The Logical Structure of Cronbach's Coefficient Alpha, and its Precision in Estimating Reliability under Measurement Models Assumptions. / Wharned Tighezza

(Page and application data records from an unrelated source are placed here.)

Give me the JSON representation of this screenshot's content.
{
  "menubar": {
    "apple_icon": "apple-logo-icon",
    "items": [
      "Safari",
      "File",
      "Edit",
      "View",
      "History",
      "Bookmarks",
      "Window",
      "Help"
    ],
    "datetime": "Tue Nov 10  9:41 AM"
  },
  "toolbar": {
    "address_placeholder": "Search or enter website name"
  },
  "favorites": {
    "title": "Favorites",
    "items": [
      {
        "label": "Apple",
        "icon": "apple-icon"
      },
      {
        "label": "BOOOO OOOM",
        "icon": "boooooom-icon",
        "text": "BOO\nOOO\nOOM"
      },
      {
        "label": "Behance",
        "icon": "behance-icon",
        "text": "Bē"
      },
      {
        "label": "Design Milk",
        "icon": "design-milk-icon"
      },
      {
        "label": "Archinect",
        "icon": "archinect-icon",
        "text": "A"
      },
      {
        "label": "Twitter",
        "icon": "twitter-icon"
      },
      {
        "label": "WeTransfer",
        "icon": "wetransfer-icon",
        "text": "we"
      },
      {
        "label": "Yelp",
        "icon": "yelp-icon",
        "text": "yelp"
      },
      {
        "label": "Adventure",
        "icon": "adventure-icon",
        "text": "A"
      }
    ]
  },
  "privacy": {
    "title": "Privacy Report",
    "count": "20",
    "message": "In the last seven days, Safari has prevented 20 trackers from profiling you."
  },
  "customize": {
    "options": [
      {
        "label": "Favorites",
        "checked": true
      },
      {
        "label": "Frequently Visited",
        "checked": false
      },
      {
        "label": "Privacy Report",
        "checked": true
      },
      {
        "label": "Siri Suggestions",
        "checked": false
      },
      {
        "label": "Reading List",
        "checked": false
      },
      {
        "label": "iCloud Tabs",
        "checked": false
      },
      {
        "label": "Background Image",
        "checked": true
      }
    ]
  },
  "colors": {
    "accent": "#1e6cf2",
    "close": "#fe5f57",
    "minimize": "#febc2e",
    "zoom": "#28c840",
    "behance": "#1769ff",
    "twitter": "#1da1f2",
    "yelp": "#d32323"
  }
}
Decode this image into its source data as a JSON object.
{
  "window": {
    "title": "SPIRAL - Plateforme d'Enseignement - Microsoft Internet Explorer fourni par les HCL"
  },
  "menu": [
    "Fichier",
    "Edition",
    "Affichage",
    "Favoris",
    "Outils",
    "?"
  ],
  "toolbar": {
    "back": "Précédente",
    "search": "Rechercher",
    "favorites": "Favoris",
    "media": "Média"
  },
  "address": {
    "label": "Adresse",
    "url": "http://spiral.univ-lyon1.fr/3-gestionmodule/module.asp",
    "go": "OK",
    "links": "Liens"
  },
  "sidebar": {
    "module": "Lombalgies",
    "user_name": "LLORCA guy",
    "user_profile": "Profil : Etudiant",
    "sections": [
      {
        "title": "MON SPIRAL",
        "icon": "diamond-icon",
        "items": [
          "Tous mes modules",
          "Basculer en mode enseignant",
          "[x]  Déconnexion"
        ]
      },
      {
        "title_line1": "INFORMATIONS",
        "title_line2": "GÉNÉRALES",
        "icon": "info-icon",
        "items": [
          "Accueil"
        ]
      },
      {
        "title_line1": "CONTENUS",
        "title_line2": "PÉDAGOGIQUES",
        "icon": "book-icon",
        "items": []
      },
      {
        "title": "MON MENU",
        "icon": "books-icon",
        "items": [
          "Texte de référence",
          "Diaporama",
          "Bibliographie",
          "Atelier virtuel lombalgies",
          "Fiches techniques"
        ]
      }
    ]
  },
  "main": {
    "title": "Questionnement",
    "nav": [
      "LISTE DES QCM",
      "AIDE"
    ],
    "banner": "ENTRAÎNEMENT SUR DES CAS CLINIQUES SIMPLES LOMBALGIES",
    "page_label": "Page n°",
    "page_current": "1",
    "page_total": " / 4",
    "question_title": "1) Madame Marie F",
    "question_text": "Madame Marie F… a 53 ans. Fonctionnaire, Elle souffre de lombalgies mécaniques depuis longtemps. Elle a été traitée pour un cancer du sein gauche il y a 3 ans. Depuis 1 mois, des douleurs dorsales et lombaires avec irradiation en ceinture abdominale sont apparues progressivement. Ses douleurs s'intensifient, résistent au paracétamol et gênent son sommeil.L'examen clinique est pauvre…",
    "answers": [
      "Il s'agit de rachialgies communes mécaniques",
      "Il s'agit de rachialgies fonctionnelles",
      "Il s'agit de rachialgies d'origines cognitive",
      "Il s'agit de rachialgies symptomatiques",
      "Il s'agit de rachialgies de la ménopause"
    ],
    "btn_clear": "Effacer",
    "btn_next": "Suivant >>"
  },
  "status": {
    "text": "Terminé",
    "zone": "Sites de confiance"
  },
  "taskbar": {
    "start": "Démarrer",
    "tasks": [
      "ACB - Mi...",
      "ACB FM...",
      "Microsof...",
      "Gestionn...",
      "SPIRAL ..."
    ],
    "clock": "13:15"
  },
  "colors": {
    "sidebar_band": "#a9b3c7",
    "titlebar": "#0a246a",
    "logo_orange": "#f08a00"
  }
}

The study examined three main research questions: 1- What is the logical structure of Cronbach's Coefficient Alpha and its implications" 2- Under what measurement models and cieumstances the use of Coefficient Alpha produce either accurate or biased assessment of reliability? 3- What are the alternative Consistency Coefficients that provide the researcher with more accurate estimation of reliabilty in the absence of assumptions required by Coefficient Alpha? With respect to the first question, it was demonstrated that the total variance , compared with the sum of item variances, and the test length are the most determinant components of Coefficient Alpha. These findings imply that the sample used shoud be heteregenous and that Coefficient Alpha is not a pure indicator of internal consistency. To deal with the second question, four measurement models were examined' I- The Parallel Model, 2- The Tau-equivalent Model, 3- The Essentially Tau-equivalent Model, and 4- The Congeneric Model. Coefficient alpha is based on the Essentially Tau-equivalent Model assumptions concerning test item data. It provides precise assessment of reliability under the three first aforementioned measurement models. However, coefficient alpha tends to underestimates reliability under violation of the assumptions of essential tau-equivalence , being usually the case, of test item scores, and tends to overestimate reliability under violation of the assumption of uncorrelated error scores. When test data satisfy the least restrictive and more realistic model: the congeneric model, alpha provides lower bound estimate of reliability. Regarding the third question, Some alternative assessment of reliability in the presence of the congeneric models, and when some restrictive assumptions of the essential tau-equivalence model are not present in the items data, are examined. Therefore, Theta coefficient, Omega coefficient, Construct Reliability coefficient, and Weighted Omega coefficient are succinctly described. For didactic purposes, three coefficients: Alpha, Construct Reliability, and weighted Omega, were computed using data emanating from a research example. The study concluded with some research implications and recommendations